Posted: Dec 02, 2022 7:43 pm
OlivierK wrote:
THWOTH wrote:I guess it depends on what we mean by credible. The 2022 IPCC full Climate Change mitigation report (PDF 105MB) (see Chapter 2) said there is only one credible pathway to limiting warming to 1.5°C (>50% confidence, or; more likely than unlikely) - a truly massive reduction in fossil fuel extraction and use by 2030 accompanied by serious measures to achieve global net zero by 2050. However...

"Global GHG emissions in 2030 associated with the implementation of nationally determined contributions (NDCs) announced prior to COP26 would make it likely that warming will exceed 1.5°C during the 21st century. Likely limiting warming to below 2°C would then rely on a rapid acceleration of mitigation efforts after 2030. Policies implemented by the end of 2020 are projected to result in higher global GHG emissions than those implied by NDCs. (high confidence)."

IPCC AR6 Summary for Policymakers Headline Statements B.6

In short, what isn't credible are governments' policy commitments to reducing global GHGs, and the longer they leave it the harder it becomes.

So we have to understand what credibility is here, and not let policy makers or the media etc conflate it with possibility.

If we don't reach net zero until 2050, then we have 3 more decades of rising CO2e, which translates to 3 more decades of warming at or above current rates, which would take us to 1.7C, or possibly more. Then even if we achieve net zero in 2050, that doesn't stop warming, because we'll still have 400ppm+ C02/500ppm+ CO2e in the atmosphere, which means we're headed for close to another 1C by 2100. It's wishful thinking to suggest that we can have lower than current rates of warming with higher than current GHG levels.

We're not in disagreement here. Everything you say is true: if we stopped emitting GHGs today we're still looking at a 0.3-0.5°C increase in global temperatures over the next 60 or so years due to the longevity of CO2 in the atmosphere combined with with factors like the loss of cooling aerosols that accompany GHG emissions and the heat-battery effect of the oceans. The risks of ecological and climatic tipping points tipping over continue to rise with temperatures, and the likelihood of the system reaching a new, hotter steady state increases. That 0.3-0.5°C increase includes the slight offset created by the deep oceans' absorption of CO2, which means that the total warming by the end of the century would be about 0.2-0.3°C lower than if the amount of CO2 in the atmosphere remained constant. With global mean temps around 1.1°C over pre-industrial levels, stopping GHG emissions tomorrow is still more than likely to overshoot the 1.5°C max measurement by the end of the century. But...

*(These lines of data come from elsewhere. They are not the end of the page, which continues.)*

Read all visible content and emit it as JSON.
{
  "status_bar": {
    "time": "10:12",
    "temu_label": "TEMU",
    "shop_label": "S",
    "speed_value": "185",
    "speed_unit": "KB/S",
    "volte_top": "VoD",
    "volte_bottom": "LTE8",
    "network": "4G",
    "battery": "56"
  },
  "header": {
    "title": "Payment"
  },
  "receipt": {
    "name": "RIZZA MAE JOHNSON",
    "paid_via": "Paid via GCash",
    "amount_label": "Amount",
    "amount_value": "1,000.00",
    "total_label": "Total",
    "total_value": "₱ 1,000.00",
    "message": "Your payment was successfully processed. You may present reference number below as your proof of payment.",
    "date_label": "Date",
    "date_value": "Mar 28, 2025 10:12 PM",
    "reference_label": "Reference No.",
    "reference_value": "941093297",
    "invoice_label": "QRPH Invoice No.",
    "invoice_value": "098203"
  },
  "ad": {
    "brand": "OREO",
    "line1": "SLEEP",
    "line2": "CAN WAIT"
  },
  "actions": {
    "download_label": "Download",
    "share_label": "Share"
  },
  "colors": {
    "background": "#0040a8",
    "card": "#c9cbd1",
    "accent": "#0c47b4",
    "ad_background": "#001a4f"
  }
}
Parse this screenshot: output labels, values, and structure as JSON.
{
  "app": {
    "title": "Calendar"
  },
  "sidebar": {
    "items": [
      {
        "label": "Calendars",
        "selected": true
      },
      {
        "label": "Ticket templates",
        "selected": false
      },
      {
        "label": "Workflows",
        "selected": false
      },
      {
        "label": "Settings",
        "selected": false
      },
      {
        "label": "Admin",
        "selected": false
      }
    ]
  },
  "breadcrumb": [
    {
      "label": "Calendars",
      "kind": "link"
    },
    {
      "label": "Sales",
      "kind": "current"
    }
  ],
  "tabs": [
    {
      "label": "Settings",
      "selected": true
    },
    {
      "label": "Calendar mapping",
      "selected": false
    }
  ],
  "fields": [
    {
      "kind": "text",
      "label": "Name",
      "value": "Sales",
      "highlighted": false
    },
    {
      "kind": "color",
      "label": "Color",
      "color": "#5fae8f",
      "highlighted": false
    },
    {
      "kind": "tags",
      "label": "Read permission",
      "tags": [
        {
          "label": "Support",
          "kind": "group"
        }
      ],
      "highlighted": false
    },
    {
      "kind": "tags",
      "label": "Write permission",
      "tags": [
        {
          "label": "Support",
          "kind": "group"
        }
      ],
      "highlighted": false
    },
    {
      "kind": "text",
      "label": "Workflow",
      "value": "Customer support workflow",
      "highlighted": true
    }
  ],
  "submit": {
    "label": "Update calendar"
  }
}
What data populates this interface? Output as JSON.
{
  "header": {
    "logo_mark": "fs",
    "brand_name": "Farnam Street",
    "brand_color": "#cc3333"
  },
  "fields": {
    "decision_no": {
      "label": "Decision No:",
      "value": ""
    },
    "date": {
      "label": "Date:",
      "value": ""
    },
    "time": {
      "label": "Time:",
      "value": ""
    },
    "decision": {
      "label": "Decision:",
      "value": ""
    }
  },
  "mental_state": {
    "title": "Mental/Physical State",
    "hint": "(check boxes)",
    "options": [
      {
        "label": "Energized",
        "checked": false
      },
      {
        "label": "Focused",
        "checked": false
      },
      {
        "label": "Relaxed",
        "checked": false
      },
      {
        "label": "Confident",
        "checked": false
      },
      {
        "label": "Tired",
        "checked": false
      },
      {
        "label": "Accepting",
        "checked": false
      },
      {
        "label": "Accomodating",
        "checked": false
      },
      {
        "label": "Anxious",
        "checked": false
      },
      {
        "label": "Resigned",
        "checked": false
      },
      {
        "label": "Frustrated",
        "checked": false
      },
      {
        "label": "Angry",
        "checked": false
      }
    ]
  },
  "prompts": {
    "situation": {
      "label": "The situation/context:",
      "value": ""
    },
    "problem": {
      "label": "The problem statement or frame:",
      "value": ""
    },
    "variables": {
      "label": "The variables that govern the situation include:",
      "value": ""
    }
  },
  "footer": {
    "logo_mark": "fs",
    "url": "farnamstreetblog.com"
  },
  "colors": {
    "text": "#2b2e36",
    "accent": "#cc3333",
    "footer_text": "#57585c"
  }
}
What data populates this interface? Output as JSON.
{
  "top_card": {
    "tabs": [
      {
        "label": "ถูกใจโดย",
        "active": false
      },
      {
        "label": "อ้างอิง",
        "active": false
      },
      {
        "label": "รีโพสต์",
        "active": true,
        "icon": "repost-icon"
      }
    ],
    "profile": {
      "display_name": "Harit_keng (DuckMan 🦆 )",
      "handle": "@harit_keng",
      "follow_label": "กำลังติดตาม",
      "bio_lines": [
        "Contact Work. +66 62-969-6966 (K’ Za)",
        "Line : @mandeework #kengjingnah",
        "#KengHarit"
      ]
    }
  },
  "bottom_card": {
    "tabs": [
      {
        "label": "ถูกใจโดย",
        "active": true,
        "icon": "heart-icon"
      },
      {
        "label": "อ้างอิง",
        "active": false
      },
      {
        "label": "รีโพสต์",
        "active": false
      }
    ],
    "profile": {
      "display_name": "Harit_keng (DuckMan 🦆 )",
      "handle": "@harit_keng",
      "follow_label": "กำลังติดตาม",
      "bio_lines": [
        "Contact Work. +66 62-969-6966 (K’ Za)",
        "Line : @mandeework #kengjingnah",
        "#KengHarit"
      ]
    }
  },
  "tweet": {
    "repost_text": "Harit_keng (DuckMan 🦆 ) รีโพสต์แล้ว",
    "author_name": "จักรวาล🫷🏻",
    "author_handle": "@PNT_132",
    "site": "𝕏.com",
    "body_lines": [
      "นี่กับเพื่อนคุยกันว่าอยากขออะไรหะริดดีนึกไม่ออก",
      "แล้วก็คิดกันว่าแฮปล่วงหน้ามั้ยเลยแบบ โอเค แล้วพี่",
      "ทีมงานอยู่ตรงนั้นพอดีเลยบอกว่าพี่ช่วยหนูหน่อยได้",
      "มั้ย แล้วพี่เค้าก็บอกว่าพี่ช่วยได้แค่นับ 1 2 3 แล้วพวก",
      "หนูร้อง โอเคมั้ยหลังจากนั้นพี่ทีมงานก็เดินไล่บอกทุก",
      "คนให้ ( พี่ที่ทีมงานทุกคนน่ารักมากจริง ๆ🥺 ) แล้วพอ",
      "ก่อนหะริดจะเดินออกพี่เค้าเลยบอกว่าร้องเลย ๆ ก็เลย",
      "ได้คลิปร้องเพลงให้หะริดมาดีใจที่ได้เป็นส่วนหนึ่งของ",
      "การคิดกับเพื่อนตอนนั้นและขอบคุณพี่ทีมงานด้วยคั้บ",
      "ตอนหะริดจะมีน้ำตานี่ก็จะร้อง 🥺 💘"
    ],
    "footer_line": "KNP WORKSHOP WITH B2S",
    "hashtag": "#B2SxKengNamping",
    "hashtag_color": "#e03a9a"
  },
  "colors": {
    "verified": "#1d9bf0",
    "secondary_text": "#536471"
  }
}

But 1.5 is only a measurement marker. It's not like everything is fine below 1.5 and bad over it. Keeping temps below 1.5°C is not a target. Every reduction in emissions reduces the energy capacity of the system and thus reduces eventual peak temperatures, even given the long time-scales in and inertia of that system. But what did Marilyn Strathern say, "When a measure becomes a target, it ceases to be a good measure."?

Which again brings me to my point about the 'credibility' of limiting global temps to 0.2-0.3°C above current levels, i.e. to 1.5: a massive reduction in fossil fuel extraction and use to 2009 levels by 2030 and a concerted and rapid effort to achieve global net-zero by, at the latest, 2050. I'm put in mind of the school climate protestors slogan from 2019: "System change, not Climate Change!" This, it seems to me, is the discussion we're not having in responses to the 'credibility' problem: while we're collectively focussing, and/or being focused, on the 'no credible pathway to 1.5' statement we're not focussing on fundamentally changing the social, economic, and political systems which have brought us to the very edge of the precipice.

So why are we not talking about rapidly shifting our societies and economies to 100% renewable energy, why are we not hearing compelling arguments for investing in recycling/reclaiming even more energy from what we throw away, considering the practicalities of undertaking massive reforestation projects, or outlining the significant changes in land and water use or agricultural practices we can adopt, for example? I lay this one squarely at the feet of governments.